The fact that people who work(ed) at Conjecture say otherwise means that (probably) someone is wrong, but I don't see a strong reason to believe that it's the OP who is wrong.

At the meta level you say:

I do not understand where the confidence with which you write the post (or at least how I read it) comes from.

And in your next comment:

I think we should really make sure that we say true things when we criticize people, quantify our uncertainty, differentiate between facts and feelings and do not throw our epistemics out of the window in the process

But afaict, the only point where you actually disagree with a claim made in the OP (excluding recommendations) is in your assessment of VCs? (And in that case I feel very uncompelled by your argument.)

In what way has the OP failed to say true things? Where should they have had more uncertainty? What things did they present as facts which were actually feelings? What claim have they been confident about that they shouldn't have been confident about?

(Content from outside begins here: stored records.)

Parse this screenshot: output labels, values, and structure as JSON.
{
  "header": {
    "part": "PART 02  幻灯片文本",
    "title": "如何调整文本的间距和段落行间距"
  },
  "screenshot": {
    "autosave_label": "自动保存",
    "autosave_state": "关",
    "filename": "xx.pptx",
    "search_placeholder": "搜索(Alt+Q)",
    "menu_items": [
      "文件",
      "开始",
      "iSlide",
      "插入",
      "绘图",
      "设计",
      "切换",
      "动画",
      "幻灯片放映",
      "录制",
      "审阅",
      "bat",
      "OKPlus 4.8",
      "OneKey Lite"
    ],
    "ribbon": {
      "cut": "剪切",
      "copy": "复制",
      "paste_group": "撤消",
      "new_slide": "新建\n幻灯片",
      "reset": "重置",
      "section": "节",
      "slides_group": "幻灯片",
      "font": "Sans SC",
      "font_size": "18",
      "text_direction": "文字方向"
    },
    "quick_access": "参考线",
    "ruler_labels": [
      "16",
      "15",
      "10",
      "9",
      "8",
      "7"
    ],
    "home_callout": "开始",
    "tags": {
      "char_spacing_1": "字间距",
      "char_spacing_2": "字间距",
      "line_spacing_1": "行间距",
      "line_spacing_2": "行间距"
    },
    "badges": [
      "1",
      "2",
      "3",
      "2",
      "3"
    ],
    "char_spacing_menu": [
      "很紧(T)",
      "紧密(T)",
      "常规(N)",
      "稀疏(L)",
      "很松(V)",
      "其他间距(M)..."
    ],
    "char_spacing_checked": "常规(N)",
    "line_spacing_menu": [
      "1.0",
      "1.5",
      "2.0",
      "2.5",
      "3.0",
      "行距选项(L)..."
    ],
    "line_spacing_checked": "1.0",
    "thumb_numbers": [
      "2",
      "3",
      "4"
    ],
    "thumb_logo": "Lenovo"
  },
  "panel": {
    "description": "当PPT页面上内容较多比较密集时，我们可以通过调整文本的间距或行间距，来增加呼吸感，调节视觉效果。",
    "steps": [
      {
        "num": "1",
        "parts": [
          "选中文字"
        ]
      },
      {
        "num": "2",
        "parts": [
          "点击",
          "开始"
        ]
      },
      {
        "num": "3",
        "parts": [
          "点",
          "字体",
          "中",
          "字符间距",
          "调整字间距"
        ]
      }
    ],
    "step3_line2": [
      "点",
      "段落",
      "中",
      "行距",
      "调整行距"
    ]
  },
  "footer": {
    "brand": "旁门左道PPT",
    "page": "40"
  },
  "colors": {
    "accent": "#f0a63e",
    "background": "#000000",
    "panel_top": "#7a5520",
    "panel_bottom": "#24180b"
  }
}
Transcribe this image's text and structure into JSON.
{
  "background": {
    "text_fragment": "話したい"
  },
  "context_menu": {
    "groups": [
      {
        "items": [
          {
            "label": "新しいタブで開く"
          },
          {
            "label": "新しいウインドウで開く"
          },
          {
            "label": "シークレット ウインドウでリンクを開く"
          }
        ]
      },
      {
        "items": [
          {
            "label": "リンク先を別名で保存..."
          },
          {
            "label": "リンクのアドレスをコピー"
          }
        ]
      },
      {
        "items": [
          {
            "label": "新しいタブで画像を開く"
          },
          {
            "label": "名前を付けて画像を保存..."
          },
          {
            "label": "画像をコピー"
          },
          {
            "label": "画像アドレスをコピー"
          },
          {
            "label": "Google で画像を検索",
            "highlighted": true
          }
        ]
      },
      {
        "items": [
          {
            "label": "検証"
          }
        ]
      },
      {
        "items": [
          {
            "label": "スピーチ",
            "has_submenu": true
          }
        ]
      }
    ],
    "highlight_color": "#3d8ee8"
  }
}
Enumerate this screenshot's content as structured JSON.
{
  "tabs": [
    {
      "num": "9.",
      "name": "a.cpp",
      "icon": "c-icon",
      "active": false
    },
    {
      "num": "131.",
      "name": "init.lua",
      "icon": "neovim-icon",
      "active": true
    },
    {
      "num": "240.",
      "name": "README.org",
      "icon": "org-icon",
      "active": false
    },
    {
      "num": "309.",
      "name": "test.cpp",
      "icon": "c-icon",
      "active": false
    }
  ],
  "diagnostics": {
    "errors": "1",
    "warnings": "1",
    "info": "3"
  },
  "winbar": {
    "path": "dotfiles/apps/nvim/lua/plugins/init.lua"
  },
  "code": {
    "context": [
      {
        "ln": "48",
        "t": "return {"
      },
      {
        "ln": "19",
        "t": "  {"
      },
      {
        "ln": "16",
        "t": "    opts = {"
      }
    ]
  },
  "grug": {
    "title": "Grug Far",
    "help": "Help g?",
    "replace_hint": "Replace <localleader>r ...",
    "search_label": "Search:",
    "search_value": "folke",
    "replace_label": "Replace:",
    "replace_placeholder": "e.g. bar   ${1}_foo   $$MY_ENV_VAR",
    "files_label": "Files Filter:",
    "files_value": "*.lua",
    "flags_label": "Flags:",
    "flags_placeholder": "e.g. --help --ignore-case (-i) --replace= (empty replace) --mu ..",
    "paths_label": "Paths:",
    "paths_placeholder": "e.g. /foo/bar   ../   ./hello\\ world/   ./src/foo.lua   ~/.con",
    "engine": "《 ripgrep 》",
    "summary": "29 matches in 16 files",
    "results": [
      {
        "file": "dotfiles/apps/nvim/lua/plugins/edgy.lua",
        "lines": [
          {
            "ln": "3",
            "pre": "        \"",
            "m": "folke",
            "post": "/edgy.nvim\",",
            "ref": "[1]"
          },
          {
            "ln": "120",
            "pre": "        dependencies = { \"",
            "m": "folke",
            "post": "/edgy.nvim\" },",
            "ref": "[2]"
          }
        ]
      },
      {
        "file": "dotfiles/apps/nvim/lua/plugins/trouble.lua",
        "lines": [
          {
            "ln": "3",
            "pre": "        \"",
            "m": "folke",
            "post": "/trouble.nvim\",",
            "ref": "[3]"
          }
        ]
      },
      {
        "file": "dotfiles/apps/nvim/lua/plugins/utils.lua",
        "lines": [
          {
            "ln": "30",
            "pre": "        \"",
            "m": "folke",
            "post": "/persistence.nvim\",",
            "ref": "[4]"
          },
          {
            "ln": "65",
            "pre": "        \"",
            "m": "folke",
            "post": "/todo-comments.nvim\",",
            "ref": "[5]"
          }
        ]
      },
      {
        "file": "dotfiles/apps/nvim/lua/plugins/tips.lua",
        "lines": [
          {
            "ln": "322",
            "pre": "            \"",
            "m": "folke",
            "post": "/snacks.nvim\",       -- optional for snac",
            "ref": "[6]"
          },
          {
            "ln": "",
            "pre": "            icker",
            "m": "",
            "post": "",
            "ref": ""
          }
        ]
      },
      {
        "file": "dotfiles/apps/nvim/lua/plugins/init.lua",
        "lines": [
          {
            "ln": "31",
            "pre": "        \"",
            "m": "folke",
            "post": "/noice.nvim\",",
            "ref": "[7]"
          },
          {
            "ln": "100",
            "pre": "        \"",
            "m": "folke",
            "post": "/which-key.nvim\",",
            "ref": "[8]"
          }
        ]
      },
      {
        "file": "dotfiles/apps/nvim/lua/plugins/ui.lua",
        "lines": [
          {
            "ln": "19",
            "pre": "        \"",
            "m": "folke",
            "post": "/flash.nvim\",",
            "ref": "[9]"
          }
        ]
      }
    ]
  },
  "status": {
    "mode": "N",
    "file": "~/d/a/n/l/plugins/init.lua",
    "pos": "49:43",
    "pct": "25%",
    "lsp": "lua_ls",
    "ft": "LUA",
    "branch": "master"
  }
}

(Perhaps you mean to say that the recommendations are overconfident. There I think I just disagree with you about the bar for evidence for making recommendations, including ones as strong as "alignment researchers shouldn't work at organization X". I've given recommendations like this to individual people who asked me for a recommendation in the past, on less evidence than collected in this post.)

Comment by Rohin Shah (rohinmshah) on AI #16: AI in the UK · 2023-06-15T18:34:40.323Z · LW · GW

Biggest disagreement I have with him is that, from my perspective, is that he understands that the optimization deck stacks against us, but he does not understand the degree to which the optimization deck is stacked against us or the extent to which this ramps up and diversifies and changes its sources as capabilities ramp up, and thus thinks many things could work that I don’t see as having much chance of working. I also don’t think he’s thinking enough about what type and degree of alignment would ‘be enough’ to survive the resulting Phase 2.

I'm not committing to it, but if you wrote up concrete details here, I expect I'd engage with it.

Comment by Rohin Shah (rohinmshah) on [AN #151]: How sparsity in the final layer makes a neural net debuggable · 2023-06-05T21:42:12.360Z · LW · GW

Sounds plausible! I haven't played much with Conway's Life.

(Btw, you may want to make this comment on the original post if you'd like the original author to see it.)

Comment by Rohin Shah (rohinmshah) on Information Loss --> Basin flatness · 2023-06-05T21:20:58.761Z · LW · GW

I agree "information loss" seems kinda sketchy as a description of this phenomenon, it's not what I would have chosen.